If a line of the records holds the word "драйверов", copy it out.

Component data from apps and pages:
▼

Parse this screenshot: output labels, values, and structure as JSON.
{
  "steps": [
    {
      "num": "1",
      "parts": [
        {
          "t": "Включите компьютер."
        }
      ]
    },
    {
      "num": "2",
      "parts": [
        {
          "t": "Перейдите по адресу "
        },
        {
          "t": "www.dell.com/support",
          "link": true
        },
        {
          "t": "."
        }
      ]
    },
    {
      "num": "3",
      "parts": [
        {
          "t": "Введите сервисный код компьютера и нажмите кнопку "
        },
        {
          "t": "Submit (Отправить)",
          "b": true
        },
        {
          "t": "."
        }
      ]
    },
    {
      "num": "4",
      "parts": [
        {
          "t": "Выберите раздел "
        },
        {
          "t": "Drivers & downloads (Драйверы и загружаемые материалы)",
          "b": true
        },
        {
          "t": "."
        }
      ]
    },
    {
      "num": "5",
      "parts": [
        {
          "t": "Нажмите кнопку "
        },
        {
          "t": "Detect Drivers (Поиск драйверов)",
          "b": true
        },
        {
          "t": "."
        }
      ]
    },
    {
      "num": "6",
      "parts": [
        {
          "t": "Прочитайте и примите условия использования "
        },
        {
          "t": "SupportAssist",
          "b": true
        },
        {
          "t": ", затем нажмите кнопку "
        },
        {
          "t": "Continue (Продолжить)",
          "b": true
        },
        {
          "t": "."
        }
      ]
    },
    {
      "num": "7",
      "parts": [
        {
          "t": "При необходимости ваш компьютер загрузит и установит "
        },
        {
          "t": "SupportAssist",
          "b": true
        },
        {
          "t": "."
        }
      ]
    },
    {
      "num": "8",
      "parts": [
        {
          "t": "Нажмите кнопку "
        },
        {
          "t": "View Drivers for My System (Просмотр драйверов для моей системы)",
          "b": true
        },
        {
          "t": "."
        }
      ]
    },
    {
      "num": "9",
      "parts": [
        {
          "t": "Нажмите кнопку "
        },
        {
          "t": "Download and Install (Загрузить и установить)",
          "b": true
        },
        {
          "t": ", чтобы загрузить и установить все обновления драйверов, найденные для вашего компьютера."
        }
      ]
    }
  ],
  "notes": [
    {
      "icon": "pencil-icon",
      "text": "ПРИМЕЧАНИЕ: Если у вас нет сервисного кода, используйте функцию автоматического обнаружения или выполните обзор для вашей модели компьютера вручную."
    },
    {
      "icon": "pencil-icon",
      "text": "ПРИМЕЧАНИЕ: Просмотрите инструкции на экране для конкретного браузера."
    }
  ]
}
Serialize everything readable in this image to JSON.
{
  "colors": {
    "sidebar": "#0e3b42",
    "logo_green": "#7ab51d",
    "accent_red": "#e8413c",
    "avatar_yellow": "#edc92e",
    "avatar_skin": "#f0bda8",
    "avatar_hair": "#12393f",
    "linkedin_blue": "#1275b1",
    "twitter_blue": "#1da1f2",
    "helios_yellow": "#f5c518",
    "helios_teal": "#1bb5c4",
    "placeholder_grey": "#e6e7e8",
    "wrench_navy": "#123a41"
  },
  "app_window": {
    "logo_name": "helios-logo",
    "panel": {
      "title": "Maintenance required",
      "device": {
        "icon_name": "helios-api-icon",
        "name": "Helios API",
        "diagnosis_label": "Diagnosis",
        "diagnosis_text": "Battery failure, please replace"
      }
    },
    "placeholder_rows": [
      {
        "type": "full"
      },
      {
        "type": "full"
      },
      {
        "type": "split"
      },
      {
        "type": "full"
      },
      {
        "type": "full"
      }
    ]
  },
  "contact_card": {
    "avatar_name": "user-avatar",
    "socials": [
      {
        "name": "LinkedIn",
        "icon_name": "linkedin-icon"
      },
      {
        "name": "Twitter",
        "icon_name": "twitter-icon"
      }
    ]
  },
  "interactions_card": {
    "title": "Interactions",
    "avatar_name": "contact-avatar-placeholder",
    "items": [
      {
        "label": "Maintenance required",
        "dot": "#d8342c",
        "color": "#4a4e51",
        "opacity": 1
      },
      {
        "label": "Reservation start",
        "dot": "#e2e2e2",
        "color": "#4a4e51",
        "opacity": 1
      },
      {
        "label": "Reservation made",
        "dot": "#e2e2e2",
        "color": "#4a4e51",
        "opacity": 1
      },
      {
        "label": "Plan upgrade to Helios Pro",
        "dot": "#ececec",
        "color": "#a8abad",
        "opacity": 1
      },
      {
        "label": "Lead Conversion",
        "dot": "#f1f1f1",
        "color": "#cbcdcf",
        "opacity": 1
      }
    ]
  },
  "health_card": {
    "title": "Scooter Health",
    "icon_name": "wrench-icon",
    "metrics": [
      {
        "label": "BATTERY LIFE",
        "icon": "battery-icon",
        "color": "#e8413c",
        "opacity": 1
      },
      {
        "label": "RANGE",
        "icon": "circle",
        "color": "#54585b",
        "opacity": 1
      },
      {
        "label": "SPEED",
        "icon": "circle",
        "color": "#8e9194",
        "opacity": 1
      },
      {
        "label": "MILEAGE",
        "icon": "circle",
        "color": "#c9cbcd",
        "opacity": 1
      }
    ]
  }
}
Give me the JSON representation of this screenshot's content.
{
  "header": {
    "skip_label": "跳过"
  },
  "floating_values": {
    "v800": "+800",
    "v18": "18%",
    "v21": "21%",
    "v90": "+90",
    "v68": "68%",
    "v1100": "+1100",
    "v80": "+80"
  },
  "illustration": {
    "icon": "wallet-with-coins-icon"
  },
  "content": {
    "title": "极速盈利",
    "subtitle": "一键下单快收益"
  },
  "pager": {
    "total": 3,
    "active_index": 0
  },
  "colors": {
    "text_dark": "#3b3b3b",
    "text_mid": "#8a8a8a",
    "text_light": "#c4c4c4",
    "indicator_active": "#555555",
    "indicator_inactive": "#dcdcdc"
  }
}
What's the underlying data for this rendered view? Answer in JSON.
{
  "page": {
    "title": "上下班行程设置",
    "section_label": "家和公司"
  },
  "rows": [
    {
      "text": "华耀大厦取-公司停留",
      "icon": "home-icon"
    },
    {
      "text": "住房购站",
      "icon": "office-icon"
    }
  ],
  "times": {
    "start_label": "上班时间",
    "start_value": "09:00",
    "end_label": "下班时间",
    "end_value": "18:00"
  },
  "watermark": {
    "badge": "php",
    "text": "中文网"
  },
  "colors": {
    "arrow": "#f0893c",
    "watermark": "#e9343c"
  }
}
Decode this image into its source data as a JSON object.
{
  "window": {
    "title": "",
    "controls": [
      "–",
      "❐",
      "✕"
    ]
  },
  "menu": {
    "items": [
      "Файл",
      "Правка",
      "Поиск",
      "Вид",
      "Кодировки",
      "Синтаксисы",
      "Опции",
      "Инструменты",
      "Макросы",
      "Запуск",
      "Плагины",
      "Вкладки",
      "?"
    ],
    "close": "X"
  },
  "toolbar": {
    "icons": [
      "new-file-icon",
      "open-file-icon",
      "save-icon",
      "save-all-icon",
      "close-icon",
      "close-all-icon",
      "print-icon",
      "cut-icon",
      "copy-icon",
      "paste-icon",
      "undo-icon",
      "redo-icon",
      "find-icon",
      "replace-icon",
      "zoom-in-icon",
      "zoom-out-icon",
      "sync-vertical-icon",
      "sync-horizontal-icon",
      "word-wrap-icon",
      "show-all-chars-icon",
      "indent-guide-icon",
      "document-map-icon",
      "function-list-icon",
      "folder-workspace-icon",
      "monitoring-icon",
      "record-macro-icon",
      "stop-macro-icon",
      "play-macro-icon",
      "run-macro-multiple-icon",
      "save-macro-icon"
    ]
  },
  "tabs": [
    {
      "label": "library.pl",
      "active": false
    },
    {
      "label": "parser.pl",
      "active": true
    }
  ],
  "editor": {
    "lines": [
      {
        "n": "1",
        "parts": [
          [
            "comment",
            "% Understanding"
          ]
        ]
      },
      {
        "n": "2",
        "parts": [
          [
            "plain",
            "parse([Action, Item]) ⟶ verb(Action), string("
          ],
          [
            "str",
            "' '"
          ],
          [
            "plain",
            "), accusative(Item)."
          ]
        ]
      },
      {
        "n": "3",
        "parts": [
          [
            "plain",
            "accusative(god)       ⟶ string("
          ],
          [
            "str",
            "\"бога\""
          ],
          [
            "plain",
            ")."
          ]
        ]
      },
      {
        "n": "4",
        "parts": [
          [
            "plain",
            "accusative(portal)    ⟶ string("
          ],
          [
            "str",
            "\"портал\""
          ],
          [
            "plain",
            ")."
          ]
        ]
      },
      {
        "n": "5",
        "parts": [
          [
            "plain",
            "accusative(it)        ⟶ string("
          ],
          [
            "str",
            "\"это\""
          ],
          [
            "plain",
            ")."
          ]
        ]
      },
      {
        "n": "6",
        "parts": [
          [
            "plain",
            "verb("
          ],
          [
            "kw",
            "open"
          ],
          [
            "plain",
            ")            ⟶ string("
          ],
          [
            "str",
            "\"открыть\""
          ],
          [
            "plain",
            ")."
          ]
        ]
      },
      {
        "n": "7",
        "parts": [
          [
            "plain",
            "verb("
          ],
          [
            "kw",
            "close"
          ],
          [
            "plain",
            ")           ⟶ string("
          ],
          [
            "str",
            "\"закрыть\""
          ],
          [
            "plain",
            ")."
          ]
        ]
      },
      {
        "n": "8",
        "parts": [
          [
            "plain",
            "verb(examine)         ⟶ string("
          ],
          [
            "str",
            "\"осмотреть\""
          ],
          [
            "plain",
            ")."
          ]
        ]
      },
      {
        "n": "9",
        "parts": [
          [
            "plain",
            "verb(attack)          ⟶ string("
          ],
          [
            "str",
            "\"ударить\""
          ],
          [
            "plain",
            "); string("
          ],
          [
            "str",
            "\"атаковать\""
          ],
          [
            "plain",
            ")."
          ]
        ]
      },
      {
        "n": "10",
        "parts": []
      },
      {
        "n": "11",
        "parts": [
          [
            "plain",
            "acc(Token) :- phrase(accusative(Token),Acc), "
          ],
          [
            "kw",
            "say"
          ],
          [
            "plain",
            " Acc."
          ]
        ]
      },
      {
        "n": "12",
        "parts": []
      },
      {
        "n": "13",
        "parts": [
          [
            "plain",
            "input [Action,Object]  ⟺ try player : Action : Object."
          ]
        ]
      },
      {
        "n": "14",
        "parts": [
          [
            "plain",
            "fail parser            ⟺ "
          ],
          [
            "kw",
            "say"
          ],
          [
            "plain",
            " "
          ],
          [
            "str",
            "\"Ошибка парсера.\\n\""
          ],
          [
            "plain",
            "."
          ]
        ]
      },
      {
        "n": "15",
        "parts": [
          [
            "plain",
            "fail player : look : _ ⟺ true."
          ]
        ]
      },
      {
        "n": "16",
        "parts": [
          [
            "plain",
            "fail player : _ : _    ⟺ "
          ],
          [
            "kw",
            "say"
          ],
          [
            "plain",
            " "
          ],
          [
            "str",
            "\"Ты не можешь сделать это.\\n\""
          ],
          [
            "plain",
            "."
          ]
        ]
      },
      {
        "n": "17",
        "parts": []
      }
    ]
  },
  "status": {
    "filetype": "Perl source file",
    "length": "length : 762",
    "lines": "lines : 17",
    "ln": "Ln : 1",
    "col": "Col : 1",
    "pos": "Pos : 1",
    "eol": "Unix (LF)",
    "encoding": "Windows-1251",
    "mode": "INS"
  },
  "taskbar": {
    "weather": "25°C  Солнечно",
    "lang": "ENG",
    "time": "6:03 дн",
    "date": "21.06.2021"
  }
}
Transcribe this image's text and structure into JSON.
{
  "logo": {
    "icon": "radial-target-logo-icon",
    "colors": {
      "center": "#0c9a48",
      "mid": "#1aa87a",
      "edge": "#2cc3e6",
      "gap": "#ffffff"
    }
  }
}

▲

> [Result below]
          "t": "Detect Drivers (Поиск драйверов)",
          "t": "View Drivers for My System (Просмотр драйверов для моей системы)",
          "t": ", чтобы загрузить и установить все обновления драйверов, найденные для вашего компьютера."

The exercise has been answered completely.